Late autumn evenings are great for spotting the Milky Way coursing from the eastern to western horizon, high overhead through Cassiopeia. This hazy band of light is the bulk of our disc-shaped galaxy, as we see it from within.
Near Andromeda, look for M-31, the Andromeda Galaxy. This massive spiral galaxy is the most distant object visible to the unaided eye, but to find it it requires crisp, dark skies and a little patience. Binoculars or a small telescope can improve the view, but don’t expect to see more than a faint, fuzzy, oval blob. If you don’t feel exactly awestruck at the sight, just remind yourself you’re looking at the collected light of possibly one trillion stars, all at a distance of 2 million light years away. Now that’s impressive!
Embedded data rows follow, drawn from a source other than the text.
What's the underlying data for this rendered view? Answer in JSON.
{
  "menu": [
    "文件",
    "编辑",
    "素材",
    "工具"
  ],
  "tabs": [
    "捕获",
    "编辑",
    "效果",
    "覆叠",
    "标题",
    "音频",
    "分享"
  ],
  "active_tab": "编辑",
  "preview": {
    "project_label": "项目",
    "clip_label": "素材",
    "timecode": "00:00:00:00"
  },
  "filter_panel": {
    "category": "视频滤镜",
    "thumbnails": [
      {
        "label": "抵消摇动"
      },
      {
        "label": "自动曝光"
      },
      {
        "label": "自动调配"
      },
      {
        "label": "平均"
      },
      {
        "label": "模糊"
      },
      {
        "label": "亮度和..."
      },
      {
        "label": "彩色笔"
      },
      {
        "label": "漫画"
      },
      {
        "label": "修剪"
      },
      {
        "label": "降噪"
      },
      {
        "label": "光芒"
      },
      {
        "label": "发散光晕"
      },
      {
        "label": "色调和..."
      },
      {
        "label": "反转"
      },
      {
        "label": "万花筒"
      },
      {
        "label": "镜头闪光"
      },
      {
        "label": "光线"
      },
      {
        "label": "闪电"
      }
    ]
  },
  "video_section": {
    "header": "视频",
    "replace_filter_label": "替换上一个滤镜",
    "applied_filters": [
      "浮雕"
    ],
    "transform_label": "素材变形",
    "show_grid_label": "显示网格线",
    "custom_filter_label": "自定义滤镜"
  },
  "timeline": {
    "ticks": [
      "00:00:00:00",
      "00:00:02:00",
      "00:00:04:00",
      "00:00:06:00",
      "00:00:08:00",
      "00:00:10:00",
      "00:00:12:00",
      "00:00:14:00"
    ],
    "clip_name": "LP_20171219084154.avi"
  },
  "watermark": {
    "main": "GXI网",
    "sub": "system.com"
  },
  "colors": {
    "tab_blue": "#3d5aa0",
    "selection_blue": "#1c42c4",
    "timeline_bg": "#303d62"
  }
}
Throughout the year, the constellations rise and set just a little bit earlier every day. You won’t see much difference from night to night, but you will over the course of weeks or months. What we see in today’s pre-dawn sky is a preview of the early evening sky in later months. Go out before dawn this month for a look ahead at the autumn night sky.
In the hours before dawn, winter constellations Orion, Taurus, and Canis Major are setting in the west. The Big Dipper is now high in the northeast, easier to find than it was in the evening. Meanwhile, Cassiopeia is low in the northwest.
Desktop planetarium software like the free, open-source Stellarium can show you more precisely where night sky objects will be on any date and time, and help you plan your observing. Or, use it to preview the lunar occultation of Mars from your exact location!
Geminid Meteor Shower
This year the Geminid Meteor Shower peaks on the morning of December 14th. Most meteor showers are best before dawn, but the Geminids are best a little earlier, peaking around 2:00 am. You might be able to see some late evening meteors too. No telescopes necessary! Bundle up warm, grab a lawn chair, a blanket, and a hot beverage – and bring a friend. Relax, gaze upwards, and most importantly, be patient.
The peak rate is about 120 meteors per hour, under skies far from city lights. That sounds like a lot, but it’s only 2 per minute on average for the entire sky, under the darkest, clearest conditions, at the peak of the shower. This year, a bright Moon will make it hard to see all but the brightest meteors. If the weather looks bad for the morning of the 14th, try some mornings a few days before or after the peak.
The Geminids get their name from the constellation Gemini the Twins. Geminid meteors may appear anywhere in the sky, but they all will appear to be coming from the direction of Gemini.